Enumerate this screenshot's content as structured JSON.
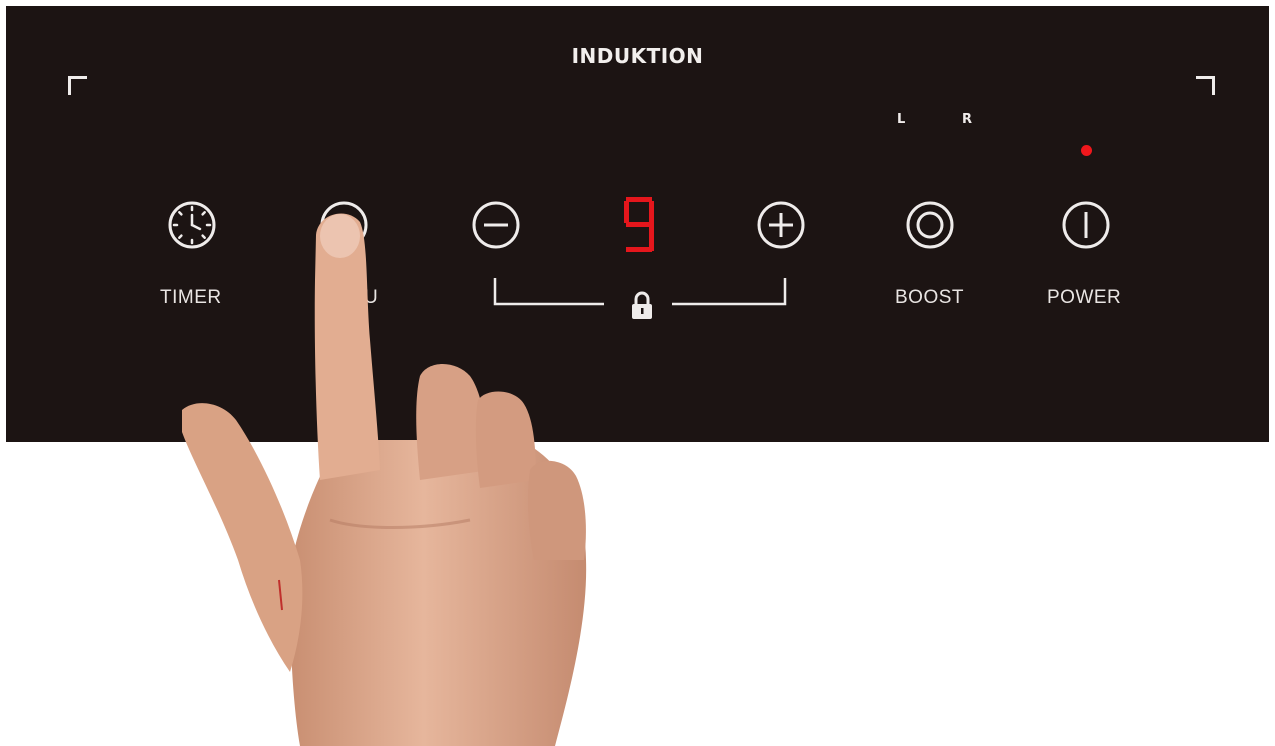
{
  "panel": {
    "title": "INDUKTION",
    "zone_left": "L",
    "zone_right": "R",
    "power_display": "9",
    "timer_label": "TIMER",
    "menu_label_visible": "U",
    "boost_label": "BOOST",
    "power_label": "POWER",
    "colors": {
      "panel": "#1c1413",
      "text": "#f2efed",
      "display_red": "#e5161c",
      "indicator_led": "#f0171c"
    },
    "icons": [
      "clock-icon",
      "ring-icon",
      "minus-icon",
      "plus-icon",
      "lock-icon",
      "boost-icon",
      "power-icon",
      "corner-mark-icon"
    ]
  }
}
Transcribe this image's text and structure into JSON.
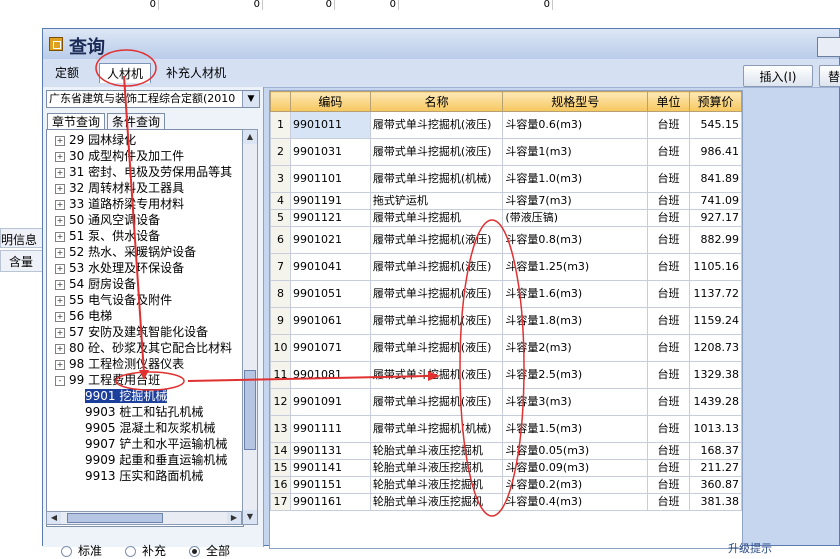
{
  "background": {
    "top_values": [
      "0",
      "0",
      "0",
      "0",
      "0"
    ],
    "left_labels": [
      "明信息",
      "含量"
    ]
  },
  "window": {
    "title": "查询",
    "tabs": [
      "定额",
      "人材机",
      "补充人材机"
    ],
    "buttons": {
      "insert": "插入(I)",
      "replace": "替"
    }
  },
  "left": {
    "dropdown": "广东省建筑与装饰工程综合定额(2010",
    "subtabs": [
      "章节查询",
      "条件查询"
    ],
    "tree": [
      {
        "label": "29  园林绿化",
        "toggle": "+"
      },
      {
        "label": "30  成型构件及加工件",
        "toggle": "+"
      },
      {
        "label": "31  密封、电极及劳保用品等其",
        "toggle": "+"
      },
      {
        "label": "32  周转材料及工器具",
        "toggle": "+"
      },
      {
        "label": "33  道路桥梁专用材料",
        "toggle": "+"
      },
      {
        "label": "50  通风空调设备",
        "toggle": "+"
      },
      {
        "label": "51  泵、供水设备",
        "toggle": "+"
      },
      {
        "label": "52  热水、采暖锅炉设备",
        "toggle": "+"
      },
      {
        "label": "53  水处理及环保设备",
        "toggle": "+"
      },
      {
        "label": "54  厨房设备",
        "toggle": "+"
      },
      {
        "label": "55  电气设备及附件",
        "toggle": "+"
      },
      {
        "label": "56  电梯",
        "toggle": "+"
      },
      {
        "label": "57  安防及建筑智能化设备",
        "toggle": "+"
      },
      {
        "label": "80  砼、砂浆及其它配合比材料",
        "toggle": "+"
      },
      {
        "label": "98  工程检测仪器仪表",
        "toggle": "+"
      },
      {
        "label": "99  工程费用台班",
        "toggle": "-"
      }
    ],
    "subtree": [
      "9901  挖掘机械",
      "9903  桩工和钻孔机械",
      "9905  混凝土和灰浆机械",
      "9907  铲土和水平运输机械",
      "9909  起重和垂直运输机械",
      "9913  压实和路面机械"
    ],
    "radios": [
      "标准",
      "补充",
      "全部"
    ],
    "radio_selected": "全部"
  },
  "table": {
    "headers": [
      "编码",
      "名称",
      "规格型号",
      "单位",
      "预算价"
    ],
    "rows": [
      {
        "n": "1",
        "code": "9901011",
        "name": "履带式单斗挖掘机(液压)",
        "spec": "斗容量0.6(m3)",
        "unit": "台班",
        "price": "545.15"
      },
      {
        "n": "2",
        "code": "9901031",
        "name": "履带式单斗挖掘机(液压)",
        "spec": "斗容量1(m3)",
        "unit": "台班",
        "price": "986.41"
      },
      {
        "n": "3",
        "code": "9901101",
        "name": "履带式单斗挖掘机(机械)",
        "spec": "斗容量1.0(m3)",
        "unit": "台班",
        "price": "841.89"
      },
      {
        "n": "4",
        "code": "9901191",
        "name": "拖式铲运机",
        "spec": "斗容量7(m3)",
        "unit": "台班",
        "price": "741.09"
      },
      {
        "n": "5",
        "code": "9901121",
        "name": "履带式单斗挖掘机",
        "spec": "(带液压镐)",
        "unit": "台班",
        "price": "927.17"
      },
      {
        "n": "6",
        "code": "9901021",
        "name": "履带式单斗挖掘机(液压)",
        "spec": "斗容量0.8(m3)",
        "unit": "台班",
        "price": "882.99"
      },
      {
        "n": "7",
        "code": "9901041",
        "name": "履带式单斗挖掘机(液压)",
        "spec": "斗容量1.25(m3)",
        "unit": "台班",
        "price": "1105.16"
      },
      {
        "n": "8",
        "code": "9901051",
        "name": "履带式单斗挖掘机(液压)",
        "spec": "斗容量1.6(m3)",
        "unit": "台班",
        "price": "1137.72"
      },
      {
        "n": "9",
        "code": "9901061",
        "name": "履带式单斗挖掘机(液压)",
        "spec": "斗容量1.8(m3)",
        "unit": "台班",
        "price": "1159.24"
      },
      {
        "n": "10",
        "code": "9901071",
        "name": "履带式单斗挖掘机(液压)",
        "spec": "斗容量2(m3)",
        "unit": "台班",
        "price": "1208.73"
      },
      {
        "n": "11",
        "code": "9901081",
        "name": "履带式单斗挖掘机(液压)",
        "spec": "斗容量2.5(m3)",
        "unit": "台班",
        "price": "1329.38"
      },
      {
        "n": "12",
        "code": "9901091",
        "name": "履带式单斗挖掘机(液压)",
        "spec": "斗容量3(m3)",
        "unit": "台班",
        "price": "1439.28"
      },
      {
        "n": "13",
        "code": "9901111",
        "name": "履带式单斗挖掘机(机械)",
        "spec": "斗容量1.5(m3)",
        "unit": "台班",
        "price": "1013.13"
      },
      {
        "n": "14",
        "code": "9901131",
        "name": "轮胎式单斗液压挖掘机",
        "spec": "斗容量0.05(m3)",
        "unit": "台班",
        "price": "168.37"
      },
      {
        "n": "15",
        "code": "9901141",
        "name": "轮胎式单斗液压挖掘机",
        "spec": "斗容量0.09(m3)",
        "unit": "台班",
        "price": "211.27"
      },
      {
        "n": "16",
        "code": "9901151",
        "name": "轮胎式单斗液压挖掘机",
        "spec": "斗容量0.2(m3)",
        "unit": "台班",
        "price": "360.87"
      },
      {
        "n": "17",
        "code": "9901161",
        "name": "轮胎式单斗液压挖掘机",
        "spec": "斗容量0.4(m3)",
        "unit": "台班",
        "price": "381.38"
      }
    ]
  },
  "status": "升级提示"
}
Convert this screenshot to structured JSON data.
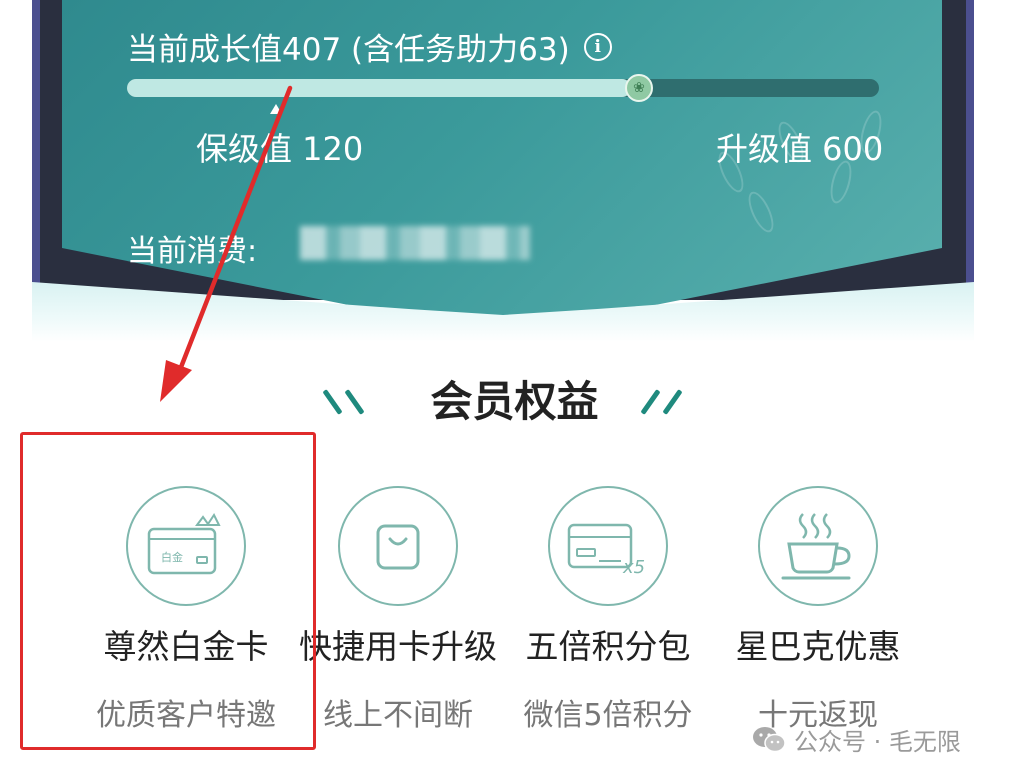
{
  "member_card": {
    "growth_text": "当前成长值407 (含任务助力63)",
    "info_icon": "info-icon",
    "progress_value": 0.67,
    "keep_label": "保级值 120",
    "upgrade_label": "升级值 600",
    "spend_label": "当前消费:"
  },
  "benefits": {
    "title": "会员权益",
    "items": [
      {
        "name": "尊然白金卡",
        "desc": "优质客户特邀",
        "icon": "platinum-card-icon",
        "card_text": "白金"
      },
      {
        "name": "快捷用卡升级",
        "desc": "线上不间断",
        "icon": "shopping-bag-icon"
      },
      {
        "name": "五倍积分包",
        "desc": "微信5倍积分",
        "icon": "card-x5-icon",
        "multiplier_text": "x5"
      },
      {
        "name": "星巴克优惠",
        "desc": "十元返现",
        "icon": "coffee-cup-icon"
      }
    ]
  },
  "watermark": {
    "text": "公众号 · 毛无限",
    "icon": "wechat-icon"
  },
  "colors": {
    "card_teal": "#3b9a9b",
    "accent_green": "#1f8a7e",
    "highlight_red": "#e02b2b",
    "icon_stroke": "#7fb7ad"
  }
}
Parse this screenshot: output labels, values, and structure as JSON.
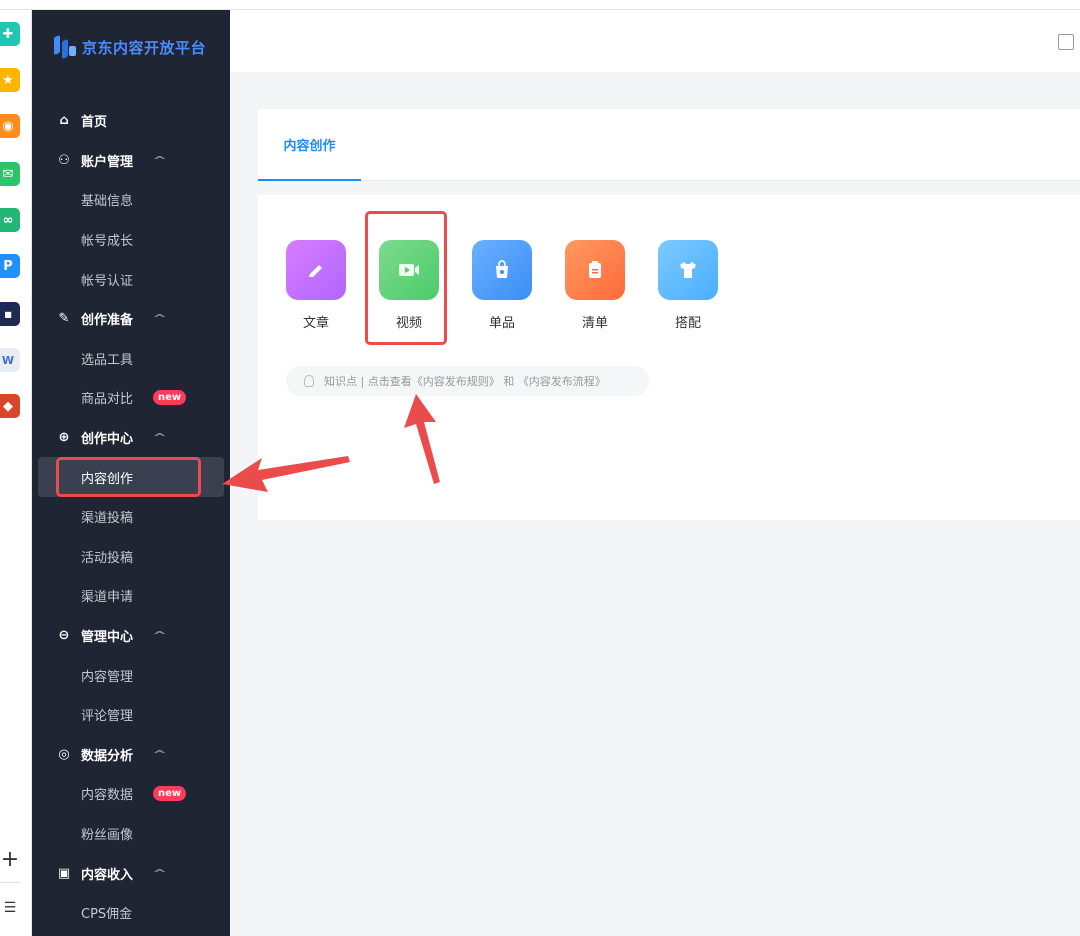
{
  "sidebar": {
    "logo_text": "京东内容开放平台",
    "nav": [
      {
        "type": "group",
        "label": "首页",
        "icon": "home-icon",
        "chevron": false
      },
      {
        "type": "group",
        "label": "账户管理",
        "icon": "user-icon",
        "chevron": true
      },
      {
        "type": "sub",
        "label": "基础信息"
      },
      {
        "type": "sub",
        "label": "帐号成长"
      },
      {
        "type": "sub",
        "label": "帐号认证"
      },
      {
        "type": "group",
        "label": "创作准备",
        "icon": "pen-icon",
        "chevron": true
      },
      {
        "type": "sub",
        "label": "选品工具"
      },
      {
        "type": "sub",
        "label": "商品对比",
        "badge": "new"
      },
      {
        "type": "group",
        "label": "创作中心",
        "icon": "plus-circle-icon",
        "chevron": true
      },
      {
        "type": "sub",
        "label": "内容创作",
        "active": true
      },
      {
        "type": "sub",
        "label": "渠道投稿"
      },
      {
        "type": "sub",
        "label": "活动投稿"
      },
      {
        "type": "sub",
        "label": "渠道申请"
      },
      {
        "type": "group",
        "label": "管理中心",
        "icon": "chat-icon",
        "chevron": true
      },
      {
        "type": "sub",
        "label": "内容管理"
      },
      {
        "type": "sub",
        "label": "评论管理"
      },
      {
        "type": "group",
        "label": "数据分析",
        "icon": "target-icon",
        "chevron": true
      },
      {
        "type": "sub",
        "label": "内容数据",
        "badge": "new"
      },
      {
        "type": "sub",
        "label": "粉丝画像"
      },
      {
        "type": "group",
        "label": "内容收入",
        "icon": "wallet-icon",
        "chevron": true
      },
      {
        "type": "sub",
        "label": "CPS佣金"
      }
    ]
  },
  "main": {
    "tab_label": "内容创作",
    "types": [
      {
        "label": "文章",
        "icon": "pencil-icon",
        "color_from": "#b066ff",
        "color_to": "#d97cff"
      },
      {
        "label": "视频",
        "icon": "video-icon",
        "color_from": "#4ccb6b",
        "color_to": "#7ddb8e"
      },
      {
        "label": "单品",
        "icon": "bag-icon",
        "color_from": "#3b8ef5",
        "color_to": "#6ab0ff"
      },
      {
        "label": "清单",
        "icon": "clipboard-icon",
        "color_from": "#ff6a3d",
        "color_to": "#ff9a5e"
      },
      {
        "label": "搭配",
        "icon": "shirt-icon",
        "color_from": "#4aaeff",
        "color_to": "#7ccaff"
      }
    ],
    "tip_text": "知识点 | 点击查看《内容发布规则》 和 《内容发布流程》"
  },
  "colors": {
    "accent": "#1a8cff",
    "sidebar_bg": "#1f2532",
    "highlight": "#ea4b4b"
  }
}
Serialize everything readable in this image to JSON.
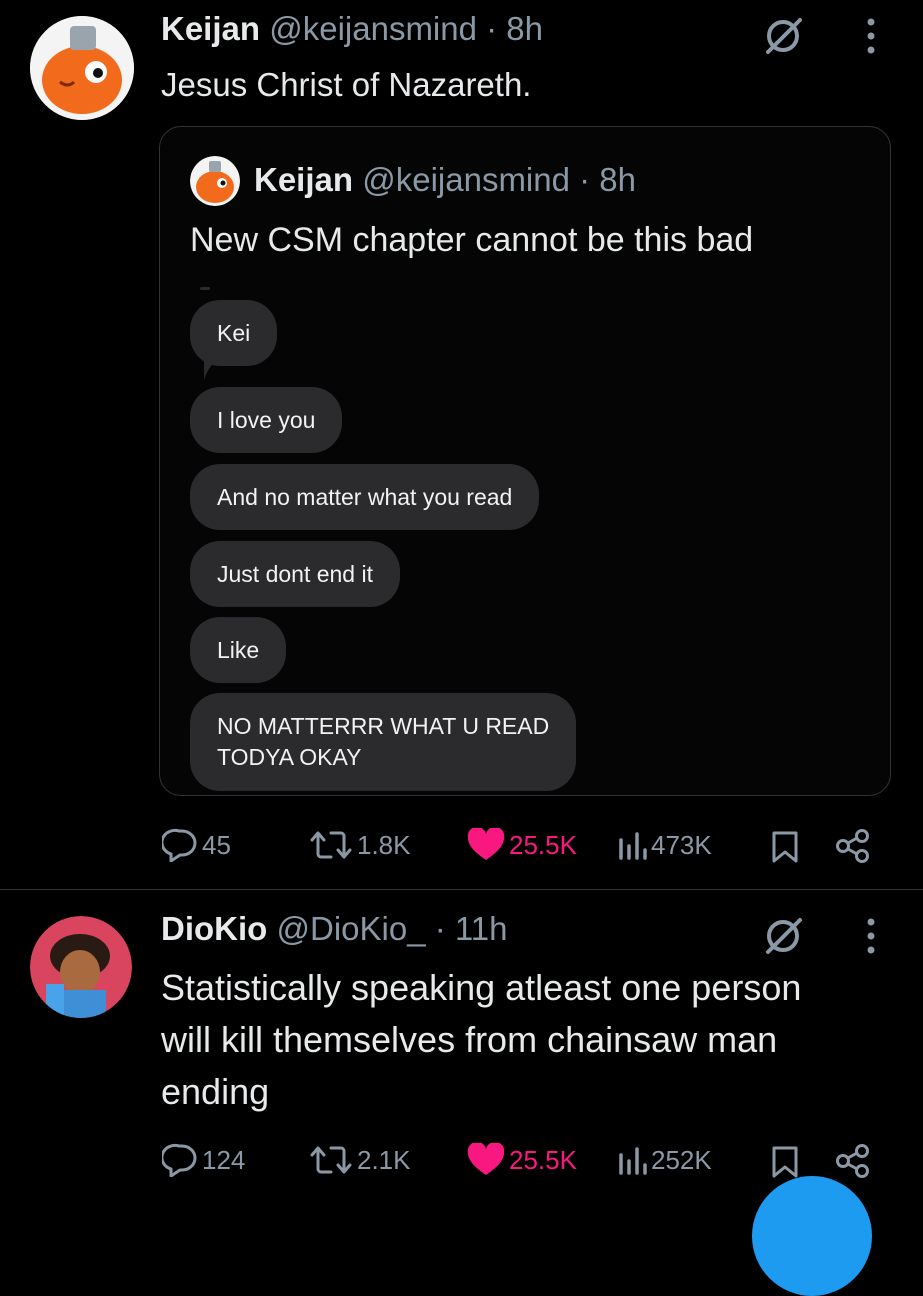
{
  "tweet1": {
    "name": "Keijan",
    "handle": "@keijansmind",
    "time": "· 8h",
    "text": "Jesus Christ of Nazareth.",
    "quote": {
      "name": "Keijan",
      "handle": "@keijansmind",
      "time": "· 8h",
      "text": "New CSM chapter cannot be this bad",
      "messages": [
        "Kei",
        "I love you",
        "And no matter what you read",
        "Just dont end it",
        "Like",
        "NO MATTERRR WHAT U READ",
        "TODYA OKAY"
      ]
    },
    "stats": {
      "replies": "45",
      "retweets": "1.8K",
      "likes": "25.5K",
      "views": "473K"
    }
  },
  "tweet2": {
    "name": "DioKio",
    "handle": "@DioKio_",
    "time": "· 11h",
    "text_lines": [
      "Statistically speaking atleast one person",
      "will kill themselves from chainsaw man",
      "ending"
    ],
    "stats": {
      "replies": "124",
      "retweets": "2.1K",
      "likes": "25.5K",
      "views": "252K"
    }
  },
  "colors": {
    "background": "#000000",
    "like": "#f91880",
    "muted": "#8b98a5",
    "bubble": "#2b2b2d",
    "fab": "#1d9bf0"
  }
}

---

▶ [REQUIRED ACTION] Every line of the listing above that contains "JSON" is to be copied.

▶ [WRITTEN RESPONSE]
Enumerate this screenshot's content as structured JSON.
Transcribe this image's text and structure into JSON.
Convert this screenshot to structured JSON data.
Parse this screenshot: output labels, values, and structure as JSON.
Serialize everything readable in this image to JSON.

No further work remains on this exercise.